During my lifetime I have had numerous accidents at work and have the scars to prove it. However, being self-employed, I knew that no disablement benefit was due to me, and that was acceptable. What is not acceptable is the proposal that no benefit should be paid for disablement below 14 per cent., whether temporary or permanent. If it is accepted, many quite serious injuries will go uncompensated. For example, a middle finger is rated at 12 per cent. For those who work in my constituency's largest industry, coal mining, such a loss is commonplace. Many other injuries, involving the eyes, back and knees and resulting in permanent disability, attract assessments of less than 14 per cent. Taking away a benefit that has become part and parcel of the accepted service conditions of coal mining would be highly contentious and unacceptable to my constituents.
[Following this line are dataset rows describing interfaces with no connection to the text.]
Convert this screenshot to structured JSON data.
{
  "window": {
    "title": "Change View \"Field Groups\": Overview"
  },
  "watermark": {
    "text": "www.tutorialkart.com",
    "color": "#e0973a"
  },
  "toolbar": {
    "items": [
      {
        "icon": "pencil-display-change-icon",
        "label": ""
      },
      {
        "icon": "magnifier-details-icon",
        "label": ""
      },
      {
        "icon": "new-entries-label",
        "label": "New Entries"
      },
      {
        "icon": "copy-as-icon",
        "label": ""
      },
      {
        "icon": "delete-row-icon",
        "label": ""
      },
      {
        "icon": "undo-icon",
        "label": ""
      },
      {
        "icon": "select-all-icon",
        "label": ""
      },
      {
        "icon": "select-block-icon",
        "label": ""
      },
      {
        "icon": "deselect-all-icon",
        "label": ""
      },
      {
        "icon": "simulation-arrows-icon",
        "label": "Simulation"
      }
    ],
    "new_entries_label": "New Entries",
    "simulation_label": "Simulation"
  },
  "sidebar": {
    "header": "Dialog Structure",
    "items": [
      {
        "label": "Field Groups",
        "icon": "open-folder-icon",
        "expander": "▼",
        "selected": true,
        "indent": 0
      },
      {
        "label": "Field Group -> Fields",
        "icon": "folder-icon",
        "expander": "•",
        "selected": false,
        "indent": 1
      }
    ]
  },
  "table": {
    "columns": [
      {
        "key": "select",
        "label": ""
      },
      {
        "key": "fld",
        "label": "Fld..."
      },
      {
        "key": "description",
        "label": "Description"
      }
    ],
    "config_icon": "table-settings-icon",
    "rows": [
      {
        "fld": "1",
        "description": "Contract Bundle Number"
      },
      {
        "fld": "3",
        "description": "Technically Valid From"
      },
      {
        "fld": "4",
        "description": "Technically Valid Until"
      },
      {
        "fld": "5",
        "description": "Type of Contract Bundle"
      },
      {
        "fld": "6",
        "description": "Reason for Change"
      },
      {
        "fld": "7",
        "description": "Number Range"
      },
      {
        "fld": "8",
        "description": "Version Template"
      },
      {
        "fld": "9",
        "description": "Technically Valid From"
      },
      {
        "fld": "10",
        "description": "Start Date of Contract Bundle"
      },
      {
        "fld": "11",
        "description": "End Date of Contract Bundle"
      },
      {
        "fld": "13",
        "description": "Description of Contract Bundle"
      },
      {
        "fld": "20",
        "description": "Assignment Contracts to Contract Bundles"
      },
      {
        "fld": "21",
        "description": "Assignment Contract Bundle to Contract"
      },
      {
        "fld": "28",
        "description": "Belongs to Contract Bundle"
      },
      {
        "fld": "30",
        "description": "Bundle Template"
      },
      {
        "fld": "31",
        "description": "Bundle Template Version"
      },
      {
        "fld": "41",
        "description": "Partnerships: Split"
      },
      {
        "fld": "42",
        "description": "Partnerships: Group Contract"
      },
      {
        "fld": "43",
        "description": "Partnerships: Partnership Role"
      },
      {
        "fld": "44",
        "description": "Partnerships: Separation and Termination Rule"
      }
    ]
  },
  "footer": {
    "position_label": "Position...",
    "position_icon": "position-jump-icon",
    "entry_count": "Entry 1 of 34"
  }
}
I can give my hon. Friend the Minister some information that might induce him to reconsider his decision. At Sherwood's 10 collieries it is normal to have five serious accidents a week per pit, making 50 in all, ranging from 1 per cent. upwards, with 80 per cent. of those accidents under 14 per cent. If my hon. Friend insists on this course of action, those who have suffered such injuries will receive no industrial benefit. I further remind him that, with 25 per cent. of my electorate working in an industry that suffers from a high incidence of industrial injuries, all permanent disabilities resulting from industrial accidents should attract basic disablement benefit. I shall vote accordingly.